#### Instructions for the task:
Type the entries out again exactly as they read, but leave every picture behind.

App and web page records
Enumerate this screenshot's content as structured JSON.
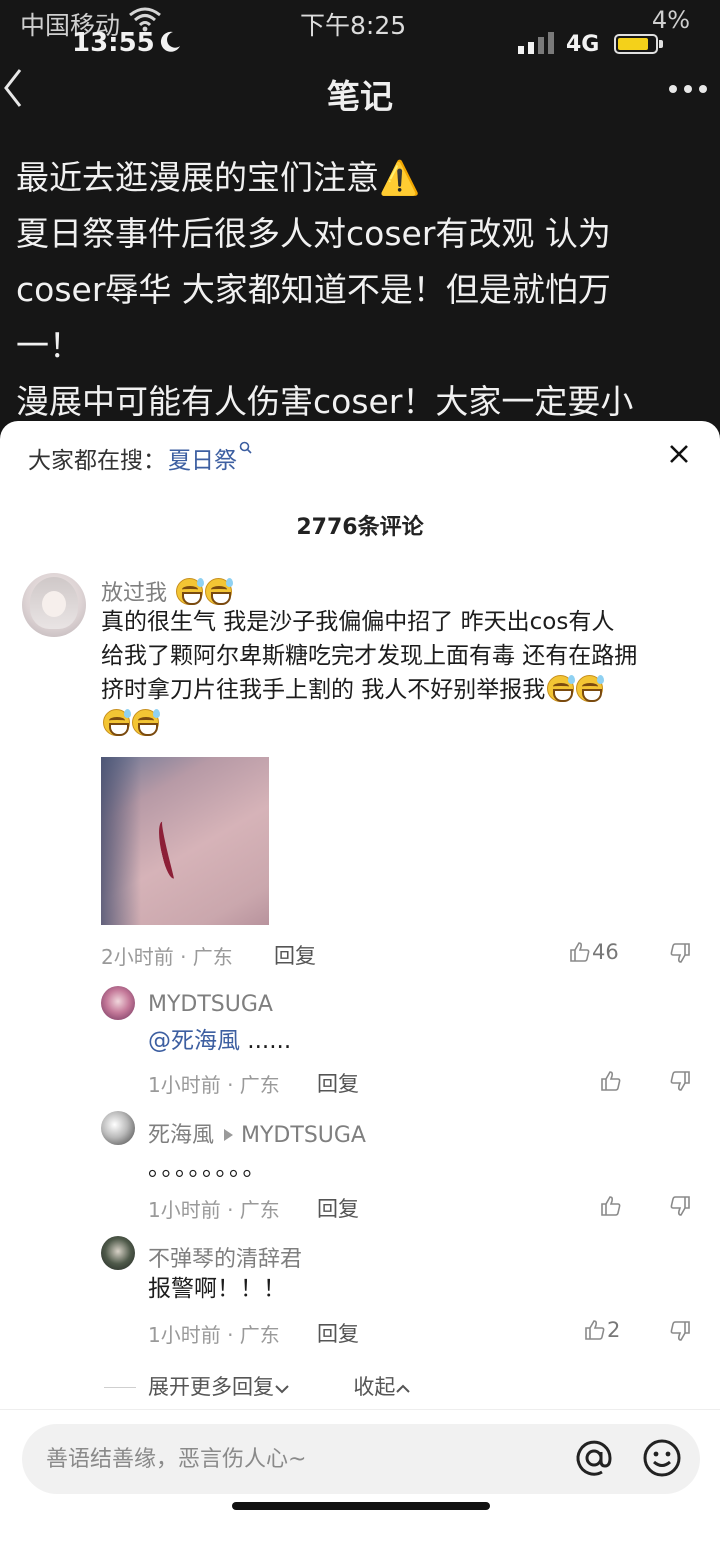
{
  "status_bar": {
    "carrier": "中国移动",
    "time_small": "13:55",
    "time_center": "下午8:25",
    "battery_percent": "4%",
    "network": "4G"
  },
  "nav": {
    "title": "笔记",
    "back_icon": "chevron-left-icon",
    "more_icon": "ellipsis-icon"
  },
  "note": {
    "lines": [
      "最近去逛漫展的宝们注意⚠️",
      "夏日祭事件后很多人对coser有改观 认为",
      "coser辱华 大家都知道不是！但是就怕万",
      "一！",
      "漫展中可能有人伤害coser！大家一定要小"
    ]
  },
  "sheet": {
    "search_label": "大家都在搜：",
    "search_keyword": "夏日祭",
    "close_icon": "close-icon",
    "comment_count": "2776条评论"
  },
  "comments": {
    "main": {
      "username": "放过我",
      "text_lines": [
        "真的很生气 我是沙子我偏偏中招了 昨天出cos有人",
        "给我了颗阿尔卑斯糖吃完才发现上面有毒 还有在路拥",
        "挤时拿刀片往我手上割的 我人不好别举报我"
      ],
      "meta": "2小时前 · 广东",
      "reply_label": "回复",
      "likes": "46"
    },
    "replies": [
      {
        "username": "MYDTSUGA",
        "reply_to": "",
        "mention": "@死海風",
        "text": " ......",
        "meta": "1小时前 · 广东",
        "reply_label": "回复",
        "likes": ""
      },
      {
        "username": "死海風",
        "reply_to": "MYDTSUGA",
        "mention": "",
        "text": "。。。。。。。。",
        "meta": "1小时前 · 广东",
        "reply_label": "回复",
        "likes": ""
      },
      {
        "username": "不弹琴的清辞君",
        "reply_to": "",
        "mention": "",
        "text": "报警啊！！！",
        "meta": "1小时前 · 广东",
        "reply_label": "回复",
        "likes": "2"
      }
    ],
    "expand_more": "展开更多回复",
    "collapse": "收起"
  },
  "input": {
    "placeholder": "善语结善缘，恶言伤人心~",
    "at_icon": "at-icon",
    "emoji_icon": "emoji-icon"
  },
  "colors": {
    "link_blue": "#3d5fa1",
    "top_background": "#161616",
    "sheet_background": "#ffffff",
    "battery_yellow": "#f4d11a"
  }
}
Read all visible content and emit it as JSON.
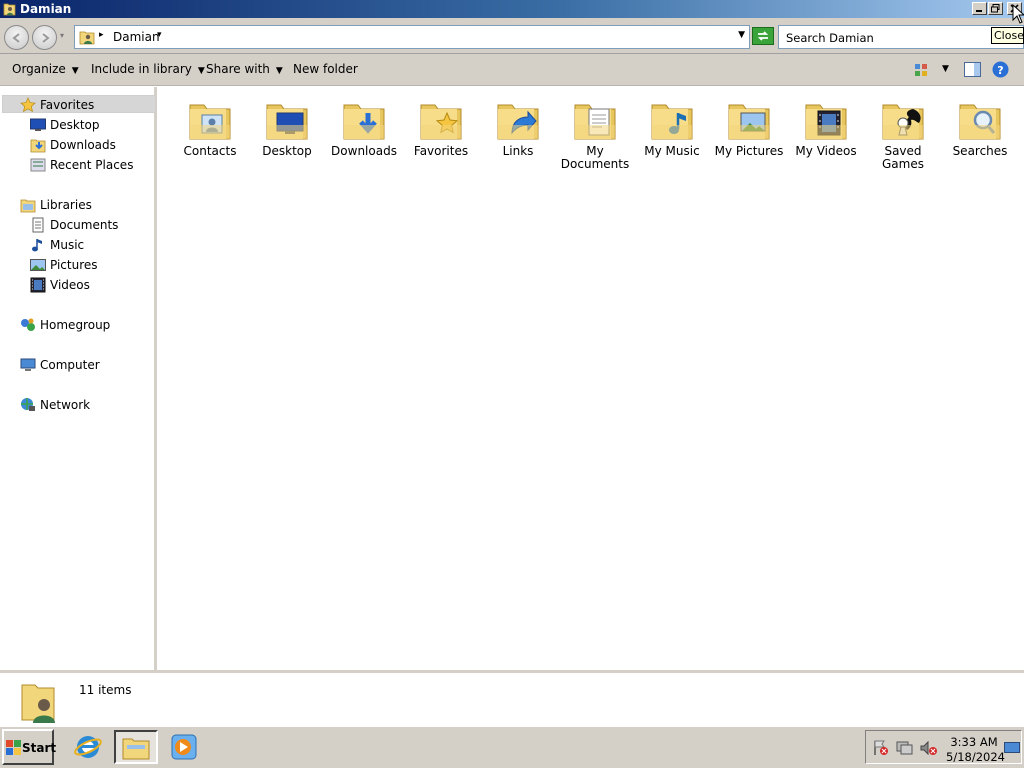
{
  "window": {
    "title": "Damian"
  },
  "caption_buttons": {
    "close_tooltip": "Close"
  },
  "address": {
    "breadcrumb": "Damian",
    "search_placeholder": "Search Damian"
  },
  "toolbar": {
    "organize": "Organize",
    "include_in_library": "Include in library",
    "share_with": "Share with",
    "new_folder": "New folder"
  },
  "sidebar": {
    "favorites": {
      "label": "Favorites",
      "items": [
        "Desktop",
        "Downloads",
        "Recent Places"
      ]
    },
    "libraries": {
      "label": "Libraries",
      "items": [
        "Documents",
        "Music",
        "Pictures",
        "Videos"
      ]
    },
    "homegroup": "Homegroup",
    "computer": "Computer",
    "network": "Network"
  },
  "folders": [
    {
      "label": "Contacts",
      "icon": "contacts-folder-icon"
    },
    {
      "label": "Desktop",
      "icon": "desktop-folder-icon"
    },
    {
      "label": "Downloads",
      "icon": "downloads-folder-icon"
    },
    {
      "label": "Favorites",
      "icon": "favorites-folder-icon"
    },
    {
      "label": "Links",
      "icon": "links-folder-icon"
    },
    {
      "label": "My Documents",
      "icon": "documents-folder-icon"
    },
    {
      "label": "My Music",
      "icon": "music-folder-icon"
    },
    {
      "label": "My Pictures",
      "icon": "pictures-folder-icon"
    },
    {
      "label": "My Videos",
      "icon": "videos-folder-icon"
    },
    {
      "label": "Saved Games",
      "icon": "saved-games-folder-icon"
    },
    {
      "label": "Searches",
      "icon": "searches-folder-icon"
    }
  ],
  "status": {
    "item_count": "11 items"
  },
  "taskbar": {
    "start": "Start",
    "time": "3:33 AM",
    "date": "5/18/2024"
  },
  "colors": {
    "titlebar": "#0a246a",
    "chrome": "#d4d0c8",
    "folder": "#f2d67b",
    "accent": "#2a6fd6"
  }
}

#### Task output:
Enumerate this screenshot's content as structured JSON.
{
  "status_bar": {
    "carrier": "中国移动",
    "time_small": "13:55",
    "time_center": "下午8:25",
    "battery_percent": "4%",
    "network": "4G"
  },
  "nav": {
    "title": "笔记",
    "back_icon": "chevron-left-icon",
    "more_icon": "ellipsis-icon"
  },
  "note": {
    "lines": [
      "最近去逛漫展的宝们注意⚠️",
      "夏日祭事件后很多人对coser有改观 认为",
      "coser辱华 大家都知道不是！但是就怕万",
      "一！",
      "漫展中可能有人伤害coser！大家一定要小"
    ]
  },
  "sheet": {
    "search_label": "大家都在搜：",
    "search_keyword": "夏日祭",
    "close_icon": "close-icon",
    "comment_count": "2776条评论"
  },
  "comments": {
    "main": {
      "username": "放过我",
      "text_lines": [
        "真的很生气 我是沙子我偏偏中招了 昨天出cos有人",
        "给我了颗阿尔卑斯糖吃完才发现上面有毒 还有在路拥",
        "挤时拿刀片往我手上割的 我人不好别举报我"
      ],
      "meta": "2小时前 · 广东",
      "reply_label": "回复",
      "likes": "46"
    },
    "replies": [
      {
        "username": "MYDTSUGA",
        "reply_to": "",
        "mention": "@死海風",
        "text": " ......",
        "meta": "1小时前 · 广东",
        "reply_label": "回复",
        "likes": ""
      },
      {
        "username": "死海風",
        "reply_to": "MYDTSUGA",
        "mention": "",
        "text": "。。。。。。。。",
        "meta": "1小时前 · 广东",
        "reply_label": "回复",
        "likes": ""
      },
      {
        "username": "不弹琴的清辞君",
        "reply_to": "",
        "mention": "",
        "text": "报警啊！！！",
        "meta": "1小时前 · 广东",
        "reply_label": "回复",
        "likes": "2"
      }
    ],
    "expand_more": "展开更多回复",
    "collapse": "收起"
  },
  "input": {
    "placeholder": "善语结善缘，恶言伤人心~",
    "at_icon": "at-icon",
    "emoji_icon": "emoji-icon"
  },
  "colors": {
    "link_blue": "#3d5fa1",
    "top_background": "#161616",
    "sheet_background": "#ffffff",
    "battery_yellow": "#f4d11a"
  }
}
Read all visible content and emit it as JSON.
{
  "window": {
    "title": "Damian"
  },
  "caption_buttons": {
    "close_tooltip": "Close"
  },
  "address": {
    "breadcrumb": "Damian",
    "search_placeholder": "Search Damian"
  },
  "toolbar": {
    "organize": "Organize",
    "include_in_library": "Include in library",
    "share_with": "Share with",
    "new_folder": "New folder"
  },
  "sidebar": {
    "favorites": {
      "label": "Favorites",
      "items": [
        "Desktop",
        "Downloads",
        "Recent Places"
      ]
    },
    "libraries": {
      "label": "Libraries",
      "items": [
        "Documents",
        "Music",
        "Pictures",
        "Videos"
      ]
    },
    "homegroup": "Homegroup",
    "computer": "Computer",
    "network": "Network"
  },
  "folders": [
    {
      "label": "Contacts",
      "icon": "contacts-folder-icon"
    },
    {
      "label": "Desktop",
      "icon": "desktop-folder-icon"
    },
    {
      "label": "Downloads",
      "icon": "downloads-folder-icon"
    },
    {
      "label": "Favorites",
      "icon": "favorites-folder-icon"
    },
    {
      "label": "Links",
      "icon": "links-folder-icon"
    },
    {
      "label": "My Documents",
      "icon": "documents-folder-icon"
    },
    {
      "label": "My Music",
      "icon": "music-folder-icon"
    },
    {
      "label": "My Pictures",
      "icon": "pictures-folder-icon"
    },
    {
      "label": "My Videos",
      "icon": "videos-folder-icon"
    },
    {
      "label": "Saved Games",
      "icon": "saved-games-folder-icon"
    },
    {
      "label": "Searches",
      "icon": "searches-folder-icon"
    }
  ],
  "status": {
    "item_count": "11 items"
  },
  "taskbar": {
    "start": "Start",
    "time": "3:33 AM",
    "date": "5/18/2024"
  },
  "colors": {
    "titlebar": "#0a246a",
    "chrome": "#d4d0c8",
    "folder": "#f2d67b",
    "accent": "#2a6fd6"
  }
}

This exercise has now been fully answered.